§ Problem to work on:
Pull each line containing "GTIN" out of the data and copy it.

§ Input material:

============================================================

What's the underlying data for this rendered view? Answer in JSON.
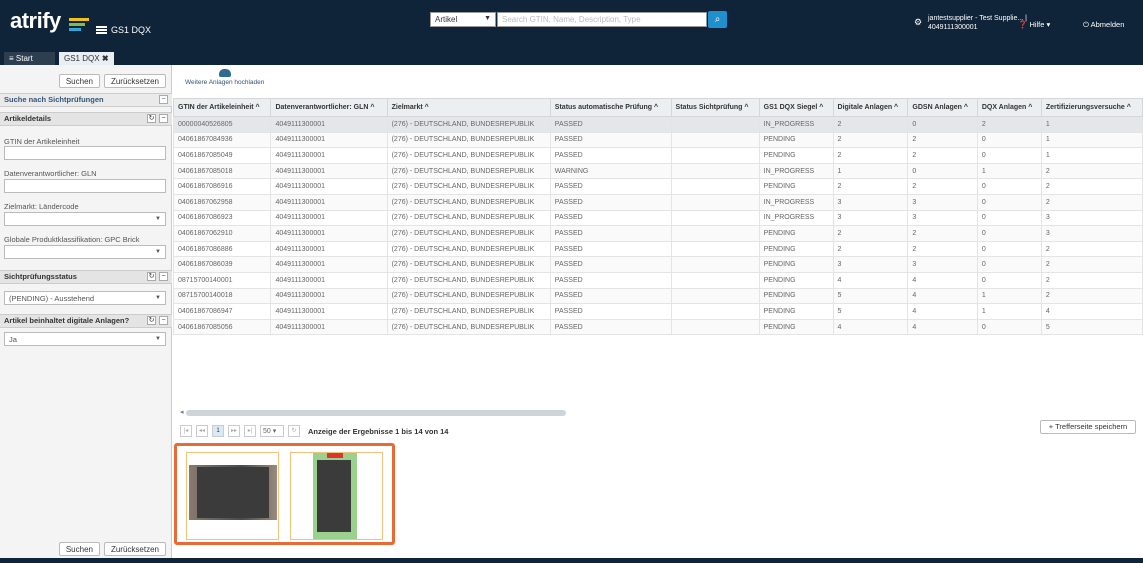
{
  "app": {
    "logo": "atrify",
    "module": "GS1 DQX"
  },
  "search": {
    "scope": "Artikel",
    "placeholder": "Search GTIN, Name, Description, Type"
  },
  "user": {
    "name": "jantestsupplier - Test Supplie... |",
    "gln": "4049111300001"
  },
  "header_menu": {
    "help": "Hilfe ▾",
    "logout": "Abmelden"
  },
  "tabs": [
    {
      "label": "Start"
    },
    {
      "label": "GS1 DQX"
    }
  ],
  "sidebar": {
    "search_btn": "Suchen",
    "reset_btn": "Zurücksetzen",
    "saved_search": "Suche nach Sichtprüfungen",
    "sec_article": "Artikeldetails",
    "label_gtin": "GTIN der Artikeleinheit",
    "label_gln": "Datenverantwortlicher: GLN",
    "label_market": "Zielmarkt: Ländercode",
    "label_gpc": "Globale Produktklassifikation: GPC Brick",
    "sec_status": "Sichtprüfungsstatus",
    "status_value": "(PENDING) - Ausstehend",
    "sec_digital": "Artikel beinhaltet digitale Anlagen?",
    "digital_value": "Ja"
  },
  "toolbar": {
    "upload": "Weitere Anlagen hochladen"
  },
  "table": {
    "headers": [
      "GTIN der Artikeleinheit ^",
      "Datenverantwortlicher: GLN ^",
      "Zielmarkt ^",
      "Status automatische Prüfung ^",
      "Status Sichtprüfung ^",
      "GS1 DQX Siegel ^",
      "Digitale Anlagen ^",
      "GDSN Anlagen ^",
      "DQX Anlagen ^",
      "Zertifizierungsversuche ^"
    ],
    "rows": [
      [
        "00000040526805",
        "4049111300001",
        "(276) - DEUTSCHLAND, BUNDESREPUBLIK",
        "PASSED",
        "",
        "IN_PROGRESS",
        "2",
        "0",
        "2",
        "1"
      ],
      [
        "04061867084936",
        "4049111300001",
        "(276) - DEUTSCHLAND, BUNDESREPUBLIK",
        "PASSED",
        "",
        "PENDING",
        "2",
        "2",
        "0",
        "1"
      ],
      [
        "04061867085049",
        "4049111300001",
        "(276) - DEUTSCHLAND, BUNDESREPUBLIK",
        "PASSED",
        "",
        "PENDING",
        "2",
        "2",
        "0",
        "1"
      ],
      [
        "04061867085018",
        "4049111300001",
        "(276) - DEUTSCHLAND, BUNDESREPUBLIK",
        "WARNING",
        "",
        "IN_PROGRESS",
        "1",
        "0",
        "1",
        "2"
      ],
      [
        "04061867086916",
        "4049111300001",
        "(276) - DEUTSCHLAND, BUNDESREPUBLIK",
        "PASSED",
        "",
        "PENDING",
        "2",
        "2",
        "0",
        "2"
      ],
      [
        "04061867062958",
        "4049111300001",
        "(276) - DEUTSCHLAND, BUNDESREPUBLIK",
        "PASSED",
        "",
        "IN_PROGRESS",
        "3",
        "3",
        "0",
        "2"
      ],
      [
        "04061867086923",
        "4049111300001",
        "(276) - DEUTSCHLAND, BUNDESREPUBLIK",
        "PASSED",
        "",
        "IN_PROGRESS",
        "3",
        "3",
        "0",
        "3"
      ],
      [
        "04061867062910",
        "4049111300001",
        "(276) - DEUTSCHLAND, BUNDESREPUBLIK",
        "PASSED",
        "",
        "PENDING",
        "2",
        "2",
        "0",
        "3"
      ],
      [
        "04061867086886",
        "4049111300001",
        "(276) - DEUTSCHLAND, BUNDESREPUBLIK",
        "PASSED",
        "",
        "PENDING",
        "2",
        "2",
        "0",
        "2"
      ],
      [
        "04061867086039",
        "4049111300001",
        "(276) - DEUTSCHLAND, BUNDESREPUBLIK",
        "PASSED",
        "",
        "PENDING",
        "3",
        "3",
        "0",
        "2"
      ],
      [
        "08715700140001",
        "4049111300001",
        "(276) - DEUTSCHLAND, BUNDESREPUBLIK",
        "PASSED",
        "",
        "PENDING",
        "4",
        "4",
        "0",
        "2"
      ],
      [
        "08715700140018",
        "4049111300001",
        "(276) - DEUTSCHLAND, BUNDESREPUBLIK",
        "PASSED",
        "",
        "PENDING",
        "5",
        "4",
        "1",
        "2"
      ],
      [
        "04061867086947",
        "4049111300001",
        "(276) - DEUTSCHLAND, BUNDESREPUBLIK",
        "PASSED",
        "",
        "PENDING",
        "5",
        "4",
        "1",
        "4"
      ],
      [
        "04061867085056",
        "4049111300001",
        "(276) - DEUTSCHLAND, BUNDESREPUBLIK",
        "PASSED",
        "",
        "PENDING",
        "4",
        "4",
        "0",
        "5"
      ]
    ]
  },
  "pager": {
    "page": "1",
    "page_size": "50",
    "results": "Anzeige der Ergebnisse 1 bis 14 von 14",
    "save": "Trefferseite speichern"
  }
}
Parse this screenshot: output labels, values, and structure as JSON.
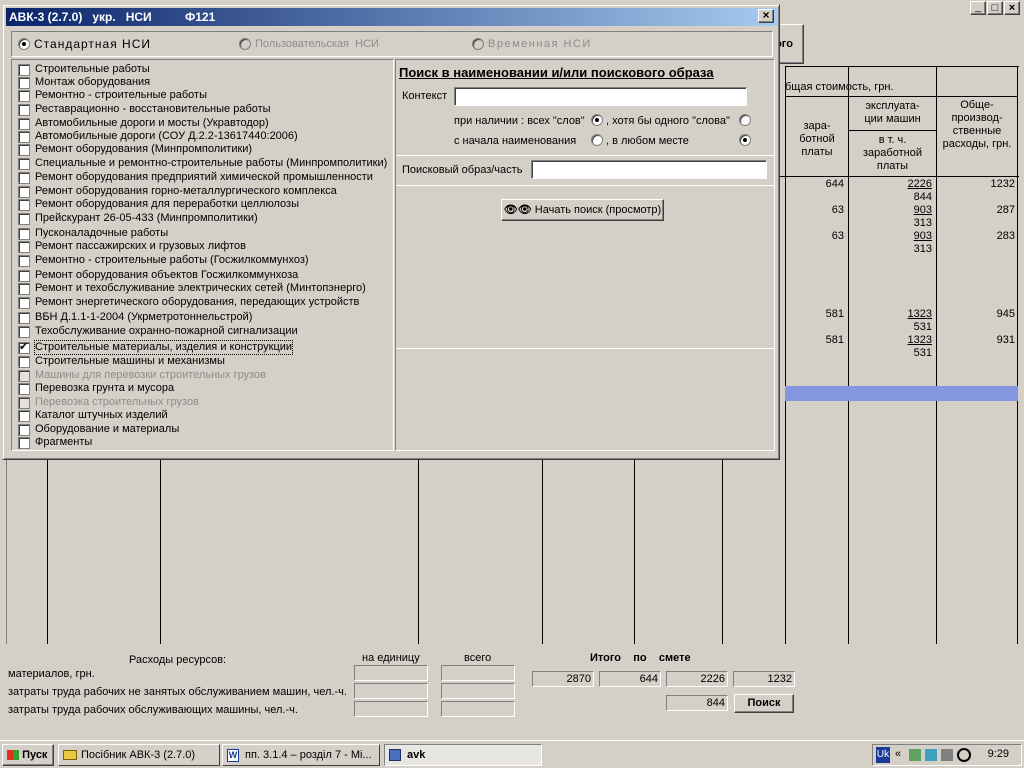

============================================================

§ Result of the exercise:
    "placeholder": "Search GTIN, Name, Description, Type"
    "label_gtin": "GTIN der Artikeleinheit",
      "GTIN der Artikeleinheit ^",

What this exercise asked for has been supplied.